- _TASK OBJECTIVE_
Quote the entries word for word. Omit the pictures.

- _LISTED ENTRIES_
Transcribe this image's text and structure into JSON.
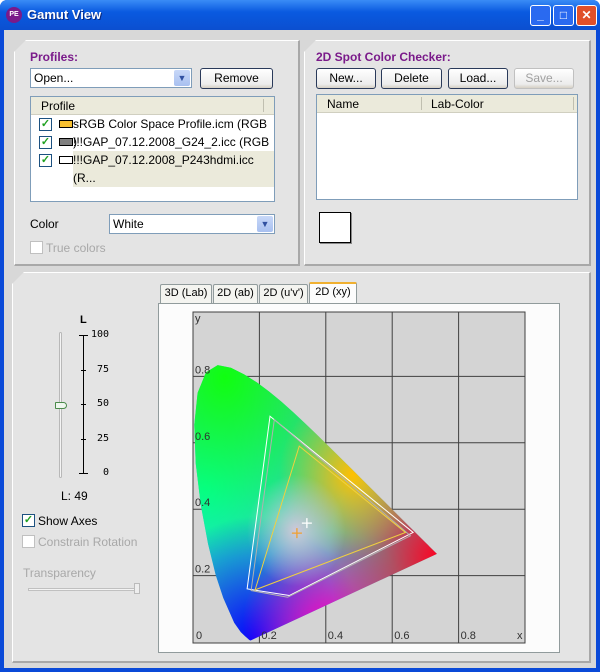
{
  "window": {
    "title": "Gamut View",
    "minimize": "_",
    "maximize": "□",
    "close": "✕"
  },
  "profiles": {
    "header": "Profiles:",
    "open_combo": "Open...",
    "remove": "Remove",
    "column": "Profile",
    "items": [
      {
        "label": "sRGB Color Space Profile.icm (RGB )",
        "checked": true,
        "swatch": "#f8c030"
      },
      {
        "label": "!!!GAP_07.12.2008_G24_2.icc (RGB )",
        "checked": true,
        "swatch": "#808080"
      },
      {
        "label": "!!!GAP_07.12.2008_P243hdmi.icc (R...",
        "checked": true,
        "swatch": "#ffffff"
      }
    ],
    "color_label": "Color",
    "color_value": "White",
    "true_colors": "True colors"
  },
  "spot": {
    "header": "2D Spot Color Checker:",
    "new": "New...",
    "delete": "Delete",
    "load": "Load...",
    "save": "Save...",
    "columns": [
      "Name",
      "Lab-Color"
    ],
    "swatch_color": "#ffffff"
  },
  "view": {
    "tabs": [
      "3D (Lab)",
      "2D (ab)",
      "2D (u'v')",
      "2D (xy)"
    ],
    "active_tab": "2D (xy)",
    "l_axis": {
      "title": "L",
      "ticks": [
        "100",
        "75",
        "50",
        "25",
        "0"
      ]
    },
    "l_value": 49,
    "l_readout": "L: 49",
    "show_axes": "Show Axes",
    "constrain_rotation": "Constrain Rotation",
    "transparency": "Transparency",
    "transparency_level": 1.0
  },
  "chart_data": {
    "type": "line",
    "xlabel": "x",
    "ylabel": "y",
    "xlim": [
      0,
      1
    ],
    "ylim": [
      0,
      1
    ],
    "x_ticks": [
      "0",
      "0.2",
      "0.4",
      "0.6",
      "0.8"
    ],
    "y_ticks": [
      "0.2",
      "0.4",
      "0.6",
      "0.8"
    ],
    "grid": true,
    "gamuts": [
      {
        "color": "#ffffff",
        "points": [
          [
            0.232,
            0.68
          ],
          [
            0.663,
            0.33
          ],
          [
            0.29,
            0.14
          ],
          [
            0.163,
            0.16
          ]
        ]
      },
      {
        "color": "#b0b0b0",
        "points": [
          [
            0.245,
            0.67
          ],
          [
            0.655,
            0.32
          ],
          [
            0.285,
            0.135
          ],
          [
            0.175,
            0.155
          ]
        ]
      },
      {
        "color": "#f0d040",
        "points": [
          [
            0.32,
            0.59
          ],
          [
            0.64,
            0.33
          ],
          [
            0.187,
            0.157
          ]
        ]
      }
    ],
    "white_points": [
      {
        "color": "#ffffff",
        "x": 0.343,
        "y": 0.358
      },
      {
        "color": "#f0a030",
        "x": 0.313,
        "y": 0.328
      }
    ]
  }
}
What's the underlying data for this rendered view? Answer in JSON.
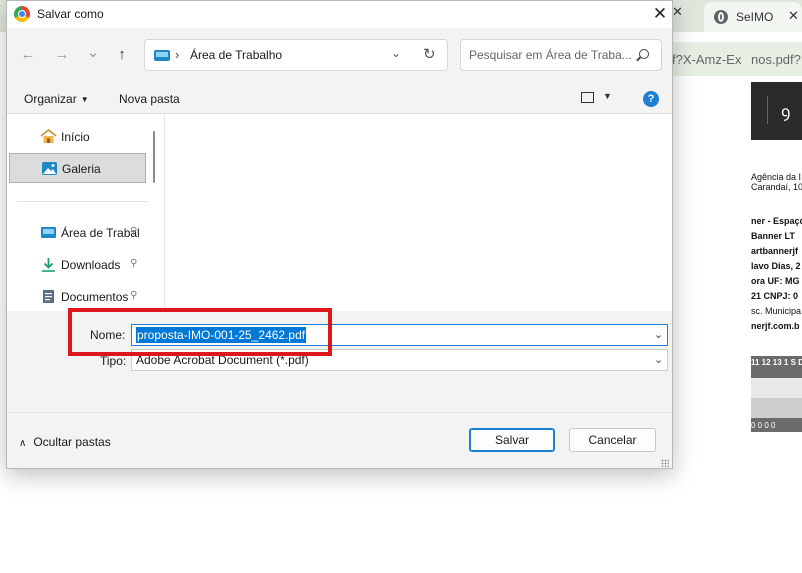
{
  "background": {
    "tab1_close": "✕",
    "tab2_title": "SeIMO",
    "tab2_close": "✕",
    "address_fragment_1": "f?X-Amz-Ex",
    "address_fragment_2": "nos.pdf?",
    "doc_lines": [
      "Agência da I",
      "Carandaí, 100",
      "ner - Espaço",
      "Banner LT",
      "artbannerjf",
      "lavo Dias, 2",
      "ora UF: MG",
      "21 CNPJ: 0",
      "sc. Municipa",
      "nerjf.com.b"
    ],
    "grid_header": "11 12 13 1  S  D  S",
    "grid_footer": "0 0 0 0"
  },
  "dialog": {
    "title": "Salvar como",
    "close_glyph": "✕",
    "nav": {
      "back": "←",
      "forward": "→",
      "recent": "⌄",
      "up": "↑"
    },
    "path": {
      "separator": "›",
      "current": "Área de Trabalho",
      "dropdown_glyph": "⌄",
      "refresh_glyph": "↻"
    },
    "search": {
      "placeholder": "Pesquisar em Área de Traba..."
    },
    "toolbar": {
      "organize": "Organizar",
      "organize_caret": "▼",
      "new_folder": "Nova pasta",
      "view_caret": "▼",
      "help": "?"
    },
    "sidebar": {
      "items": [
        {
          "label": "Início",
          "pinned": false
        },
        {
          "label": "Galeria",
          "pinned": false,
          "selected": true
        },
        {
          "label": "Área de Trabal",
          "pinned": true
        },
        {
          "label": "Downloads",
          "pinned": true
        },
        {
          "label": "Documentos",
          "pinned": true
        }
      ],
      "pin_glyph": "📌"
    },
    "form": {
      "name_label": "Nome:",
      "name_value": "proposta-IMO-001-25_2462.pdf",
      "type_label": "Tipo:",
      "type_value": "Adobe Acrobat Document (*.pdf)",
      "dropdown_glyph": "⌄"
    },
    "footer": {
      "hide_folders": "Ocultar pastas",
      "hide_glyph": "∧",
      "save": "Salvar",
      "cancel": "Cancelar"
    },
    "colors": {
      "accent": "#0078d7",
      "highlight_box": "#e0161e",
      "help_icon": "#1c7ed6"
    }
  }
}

- _ANSWER FOR THIS EXERCISE_
Transcribe this image's text and structure into JSON.
{
  "window": {
    "title": "Gamut View",
    "minimize": "_",
    "maximize": "□",
    "close": "✕"
  },
  "profiles": {
    "header": "Profiles:",
    "open_combo": "Open...",
    "remove": "Remove",
    "column": "Profile",
    "items": [
      {
        "label": "sRGB Color Space Profile.icm (RGB )",
        "checked": true,
        "swatch": "#f8c030"
      },
      {
        "label": "!!!GAP_07.12.2008_G24_2.icc (RGB )",
        "checked": true,
        "swatch": "#808080"
      },
      {
        "label": "!!!GAP_07.12.2008_P243hdmi.icc (R...",
        "checked": true,
        "swatch": "#ffffff"
      }
    ],
    "color_label": "Color",
    "color_value": "White",
    "true_colors": "True colors"
  },
  "spot": {
    "header": "2D Spot Color Checker:",
    "new": "New...",
    "delete": "Delete",
    "load": "Load...",
    "save": "Save...",
    "columns": [
      "Name",
      "Lab-Color"
    ],
    "swatch_color": "#ffffff"
  },
  "view": {
    "tabs": [
      "3D (Lab)",
      "2D (ab)",
      "2D (u'v')",
      "2D (xy)"
    ],
    "active_tab": "2D (xy)",
    "l_axis": {
      "title": "L",
      "ticks": [
        "100",
        "75",
        "50",
        "25",
        "0"
      ]
    },
    "l_value": 49,
    "l_readout": "L: 49",
    "show_axes": "Show Axes",
    "constrain_rotation": "Constrain Rotation",
    "transparency": "Transparency",
    "transparency_level": 1.0
  },
  "chart_data": {
    "type": "line",
    "xlabel": "x",
    "ylabel": "y",
    "xlim": [
      0,
      1
    ],
    "ylim": [
      0,
      1
    ],
    "x_ticks": [
      "0",
      "0.2",
      "0.4",
      "0.6",
      "0.8"
    ],
    "y_ticks": [
      "0.2",
      "0.4",
      "0.6",
      "0.8"
    ],
    "grid": true,
    "gamuts": [
      {
        "color": "#ffffff",
        "points": [
          [
            0.232,
            0.68
          ],
          [
            0.663,
            0.33
          ],
          [
            0.29,
            0.14
          ],
          [
            0.163,
            0.16
          ]
        ]
      },
      {
        "color": "#b0b0b0",
        "points": [
          [
            0.245,
            0.67
          ],
          [
            0.655,
            0.32
          ],
          [
            0.285,
            0.135
          ],
          [
            0.175,
            0.155
          ]
        ]
      },
      {
        "color": "#f0d040",
        "points": [
          [
            0.32,
            0.59
          ],
          [
            0.64,
            0.33
          ],
          [
            0.187,
            0.157
          ]
        ]
      }
    ],
    "white_points": [
      {
        "color": "#ffffff",
        "x": 0.343,
        "y": 0.358
      },
      {
        "color": "#f0a030",
        "x": 0.313,
        "y": 0.328
      }
    ]
  }
}
What's the underlying data for this rendered view? Answer in JSON.
{
  "background": {
    "tab1_close": "✕",
    "tab2_title": "SeIMO",
    "tab2_close": "✕",
    "address_fragment_1": "f?X-Amz-Ex",
    "address_fragment_2": "nos.pdf?",
    "doc_lines": [
      "Agência da I",
      "Carandaí, 100",
      "ner - Espaço",
      "Banner LT",
      "artbannerjf",
      "lavo Dias, 2",
      "ora UF: MG",
      "21 CNPJ: 0",
      "sc. Municipa",
      "nerjf.com.b"
    ],
    "grid_header": "11 12 13 1  S  D  S",
    "grid_footer": "0 0 0 0"
  },
  "dialog": {
    "title": "Salvar como",
    "close_glyph": "✕",
    "nav": {
      "back": "←",
      "forward": "→",
      "recent": "⌄",
      "up": "↑"
    },
    "path": {
      "separator": "›",
      "current": "Área de Trabalho",
      "dropdown_glyph": "⌄",
      "refresh_glyph": "↻"
    },
    "search": {
      "placeholder": "Pesquisar em Área de Traba..."
    },
    "toolbar": {
      "organize": "Organizar",
      "organize_caret": "▼",
      "new_folder": "Nova pasta",
      "view_caret": "▼",
      "help": "?"
    },
    "sidebar": {
      "items": [
        {
          "label": "Início",
          "pinned": false
        },
        {
          "label": "Galeria",
          "pinned": false,
          "selected": true
        },
        {
          "label": "Área de Trabal",
          "pinned": true
        },
        {
          "label": "Downloads",
          "pinned": true
        },
        {
          "label": "Documentos",
          "pinned": true
        }
      ],
      "pin_glyph": "📌"
    },
    "form": {
      "name_label": "Nome:",
      "name_value": "proposta-IMO-001-25_2462.pdf",
      "type_label": "Tipo:",
      "type_value": "Adobe Acrobat Document (*.pdf)",
      "dropdown_glyph": "⌄"
    },
    "footer": {
      "hide_folders": "Ocultar pastas",
      "hide_glyph": "∧",
      "save": "Salvar",
      "cancel": "Cancelar"
    },
    "colors": {
      "accent": "#0078d7",
      "highlight_box": "#e0161e",
      "help_icon": "#1c7ed6"
    }
  }
}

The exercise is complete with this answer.